4. Labor law mostly applies to commercial construction, with some exceptions

Workers on a residential project usually aren’t provided the same protections under New York Labor Law as workers on a commercial job. The mere fact that you are hurt while working on a residential property does not bar a recovery under the Labor Law. There are some ways where a worker can still be covered under the protections of the Labor Law, even when at first glance it would appear unreachable. One scenario where it is possible to reach the protections afforded by the Labor Law even when you are injured on a residential property such as a single family or multi family home would be if that work is being used to further some commercial purpose. In other words, if you are hurt fixing up a home that the homeowner is merely going to “flip” and never live in, the Labor Law considers that a commercial use of the property, and the protections of the Labor Law can be imposed. It is also possible for a worker to be protected under the Labor Law if the owner of the residential home is acting as a general contractor, directing and controlling the work of the contractors he/she has hired.


Read more about our successful settlements, including one case where we obtained $715,000 for an injured construction worker.


5. The statute of limitations is three years; but act quickly

If you or a loved one has been injured while on the job, the statute of limitations to file suit is three years, but the quicker you act, the easier it’ll be to collect evidence and eyewitness statements. Over time, memories may fade, surveillance footage may disappear, or you may lose track of medical paperwork, which can add layers of complication to obtaining compensation.

6. If you’re not sure, get a free consultation

You have nothing to lose by meeting with us for a free consultation.
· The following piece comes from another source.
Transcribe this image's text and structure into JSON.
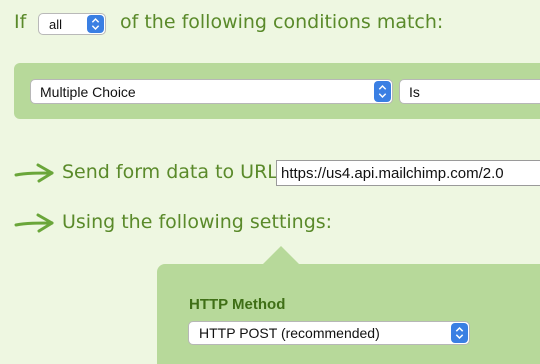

A lawsuit isn’t always the right route, but we’re happy to listen and point members of our community in the right direction. Call us today at (845) 600-0000 to start the process.